**GOAL OF THE EXERCISE:** Would you return each entry exactly as written, omitting any pictures?

==== GIVEN DATA

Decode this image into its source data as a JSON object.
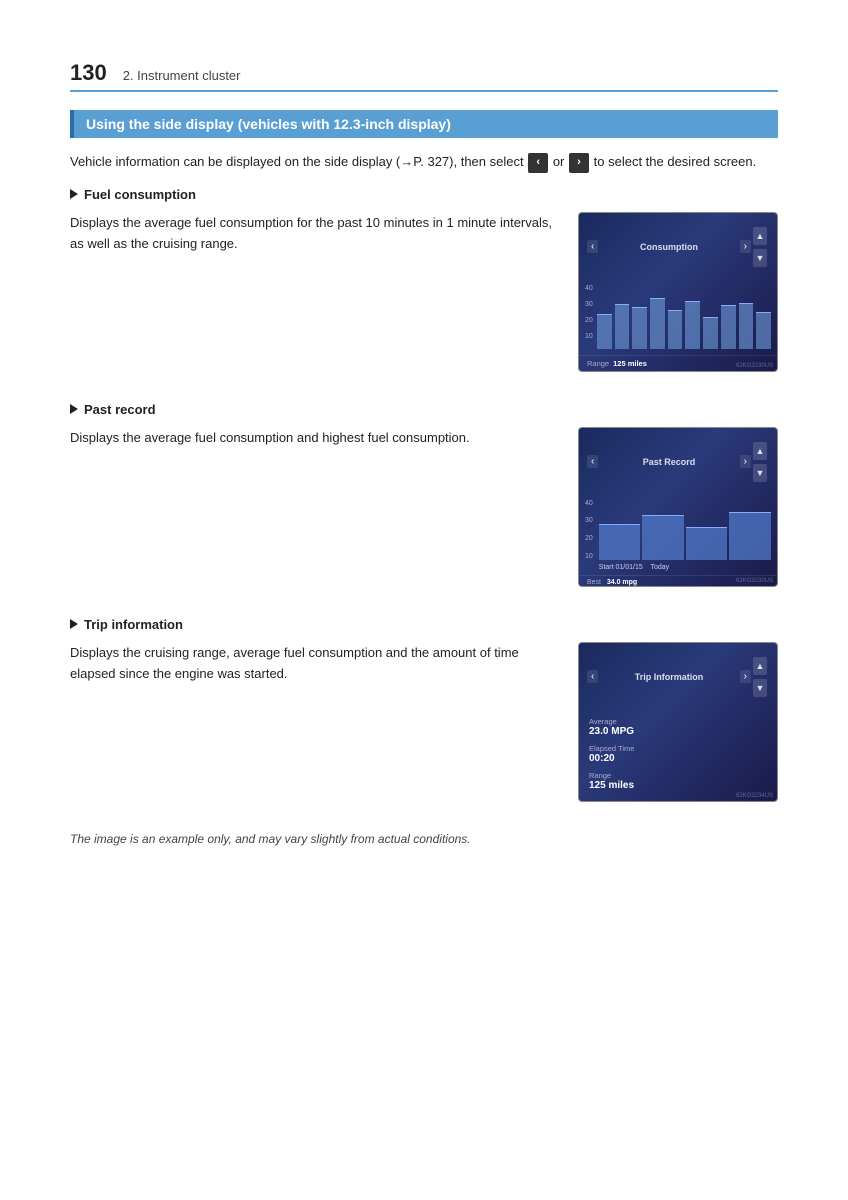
{
  "header": {
    "page_number": "130",
    "chapter_title": "2. Instrument cluster"
  },
  "section": {
    "heading": "Using the side display (vehicles with 12.3-inch display)"
  },
  "intro": {
    "text_before": "Vehicle information can be displayed on the side display (→P. 327), then select",
    "btn_left": "‹",
    "btn_right": "›",
    "text_after": "to select the desired screen."
  },
  "subsections": [
    {
      "id": "fuel-consumption",
      "label": "Fuel consumption",
      "description": "Displays the average fuel consumption for the past 10 minutes in 1 minute intervals, as well as the cruising range.",
      "screen": {
        "title": "Consumption",
        "y_axis": [
          "40",
          "30",
          "20",
          "10"
        ],
        "bars": [
          55,
          70,
          65,
          80,
          60,
          75,
          50,
          68,
          72,
          58
        ],
        "footer_label": "Range",
        "footer_value": "125 miles",
        "watermark": "62KG3230US"
      }
    },
    {
      "id": "past-record",
      "label": "Past record",
      "description": "Displays the average fuel consumption and highest fuel consumption.",
      "screen": {
        "title": "Past Record",
        "y_axis": [
          "40",
          "30",
          "20",
          "10"
        ],
        "bars": [
          60,
          75,
          55,
          80
        ],
        "info_start": "Start  01/01/15",
        "info_today": "Today",
        "footer_label": "Best",
        "footer_value": "34.0 mpg",
        "watermark": "62KG3230US"
      }
    },
    {
      "id": "trip-information",
      "label": "Trip information",
      "description": "Displays the cruising range, average fuel consumption and the amount of time elapsed since the engine was started.",
      "screen": {
        "title": "Trip Information",
        "items": [
          {
            "label": "Average",
            "value": "23.0 MPG"
          },
          {
            "label": "Elapsed Time",
            "value": "00:20"
          },
          {
            "label": "Range",
            "value": "125 miles"
          }
        ],
        "watermark": "62KG3234US"
      }
    }
  ],
  "caption": "The image is an example only, and may vary slightly from actual conditions."
}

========

**EXERCISE ANSWER:**
Decode this image into its source data as a JSON object.
{
  "header": {
    "page_number": "130",
    "chapter_title": "2. Instrument cluster"
  },
  "section": {
    "heading": "Using the side display (vehicles with 12.3-inch display)"
  },
  "intro": {
    "text_before": "Vehicle information can be displayed on the side display (→P. 327), then select",
    "btn_left": "‹",
    "btn_right": "›",
    "text_after": "to select the desired screen."
  },
  "subsections": [
    {
      "id": "fuel-consumption",
      "label": "Fuel consumption",
      "description": "Displays the average fuel consumption for the past 10 minutes in 1 minute intervals, as well as the cruising range.",
      "screen": {
        "title": "Consumption",
        "y_axis": [
          "40",
          "30",
          "20",
          "10"
        ],
        "bars": [
          55,
          70,
          65,
          80,
          60,
          75,
          50,
          68,
          72,
          58
        ],
        "footer_label": "Range",
        "footer_value": "125 miles",
        "watermark": "62KG3230US"
      }
    },
    {
      "id": "past-record",
      "label": "Past record",
      "description": "Displays the average fuel consumption and highest fuel consumption.",
      "screen": {
        "title": "Past Record",
        "y_axis": [
          "40",
          "30",
          "20",
          "10"
        ],
        "bars": [
          60,
          75,
          55,
          80
        ],
        "info_start": "Start  01/01/15",
        "info_today": "Today",
        "footer_label": "Best",
        "footer_value": "34.0 mpg",
        "watermark": "62KG3230US"
      }
    },
    {
      "id": "trip-information",
      "label": "Trip information",
      "description": "Displays the cruising range, average fuel consumption and the amount of time elapsed since the engine was started.",
      "screen": {
        "title": "Trip Information",
        "items": [
          {
            "label": "Average",
            "value": "23.0 MPG"
          },
          {
            "label": "Elapsed Time",
            "value": "00:20"
          },
          {
            "label": "Range",
            "value": "125 miles"
          }
        ],
        "watermark": "62KG3234US"
      }
    }
  ],
  "caption": "The image is an example only, and may vary slightly from actual conditions."
}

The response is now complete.